While the poleward migration of WNP TCs is projected to occur in concert with basinwide frequency changes (of either sign), the associated changes in regional TC exposure should also be considered in concert with projected increases in TC intensity (Christensen et al. 2013; Peduzzi et al. 2012), which has the potential to further compound changes in regional human mortality risk. Another factor that should be considered is the potential for track changes to affect potable water supplies in some regions that depend on TC passage for their freshwater supplies. But perhaps the greatest potential threat from the changes in TC exposure discussed here lies in the potential for shifting patterns of exposure relative to patterns of sensitivity and resilience. The benefits of reduced TC exposure to regions that are comparatively insensitive and resilient to TC hazards because of past prolonged exposure (e.g., the Marianas) would likely not be as great as the consequences of increased exposure in regions that are more sensitive because of historically less frequent exposure to TC hazards (e.g., Japan and the Korea Peninsula). The known weak bias in the CMIP5 models’ ability to simulate the observed tropical expansion should also be considered, as the future migration rate and associated changes in TC exposure could be larger than shown here.

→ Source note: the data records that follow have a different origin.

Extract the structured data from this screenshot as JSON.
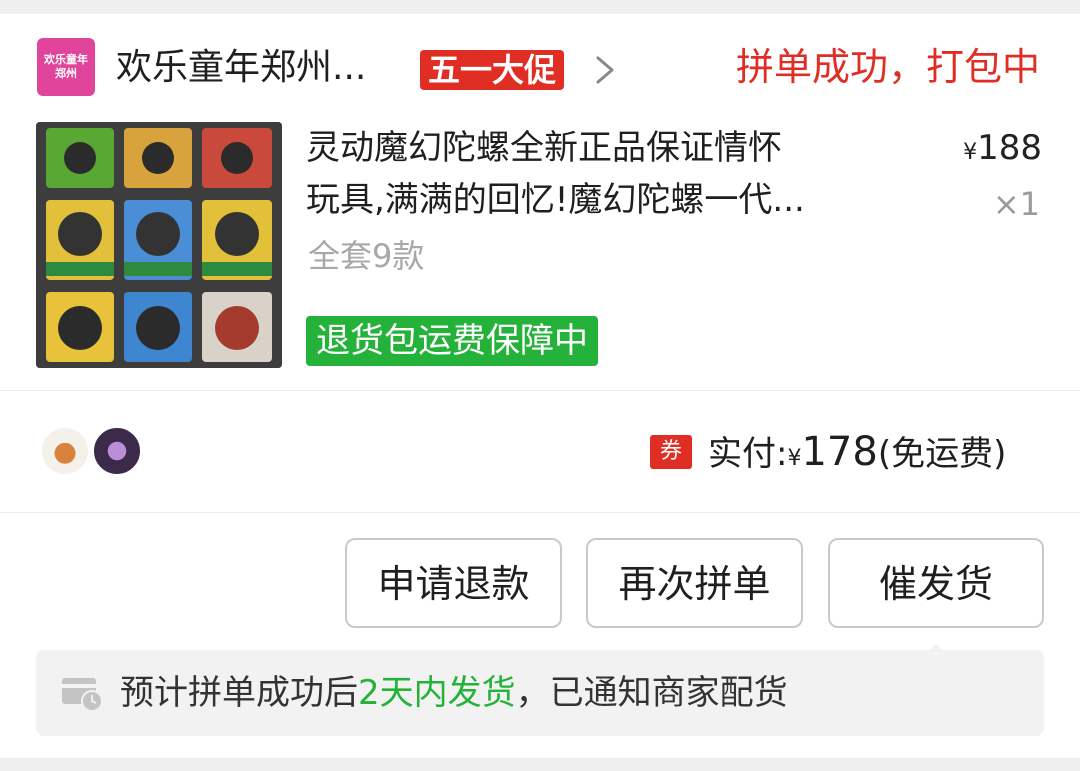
{
  "shop": {
    "logo_line1": "欢乐童年",
    "logo_line2": "郑州",
    "name": "欢乐童年郑州...",
    "promo_badge": "五一大促",
    "logo_color": "#e0459b"
  },
  "order": {
    "status": "拼单成功，打包中",
    "status_color": "#e02e24"
  },
  "product": {
    "title_line1": "灵动魔幻陀螺全新正品保证情怀",
    "title_line2": "玩具,满满的回忆!魔幻陀螺一代...",
    "price_symbol": "¥",
    "price": "188",
    "quantity": "×1",
    "sku": "全套9款",
    "guarantee": "退货包运费保障中",
    "guarantee_color": "#25b23a"
  },
  "payment": {
    "coupon_icon": "券",
    "label": "实付:",
    "symbol": "¥",
    "amount": "178",
    "note": "(免运费)"
  },
  "group_avatars": [
    "avatar-cartoon-icon",
    "avatar-anime-icon"
  ],
  "actions": {
    "refund": "申请退款",
    "regroup": "再次拼单",
    "urge": "催发货"
  },
  "tip": {
    "icon": "truck-clock-icon",
    "prefix": "预计拼单成功后",
    "highlight": "2天内发货",
    "suffix": "，已通知商家配货"
  }
}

The representative concentration pathway used here (RCP8.5) is based on a presumption of little to no change from the present trajectories of greenhouse gas concentrations (sometimes colloquially referred to as “business as usual”). The potential for continued changes in regional TC exposure and human mortality risk demonstrated here could tenably be reduced, and even reversed, by changes in emissions standards.
JPK is supported by the National Oceanic and Atmospheric Administration National Centers for Environmental Information (NOAA/NCEI). KAE acknowledges support from National Science Foundation Grant 1461517 and Office of Naval Research Grant N000140910526. SJC acknowledges support from NOAA Grant NA110AR4310093 and National Science Foundation Grant AGS-1143959.
Available from http://www.esrl.noaa.gov/psd/gcos_wgsp/Timeseries/Nino34/ and http://www.esrl.noaa.gov/psd/gcos_wgsp/Timeseries/PDO/, respectively.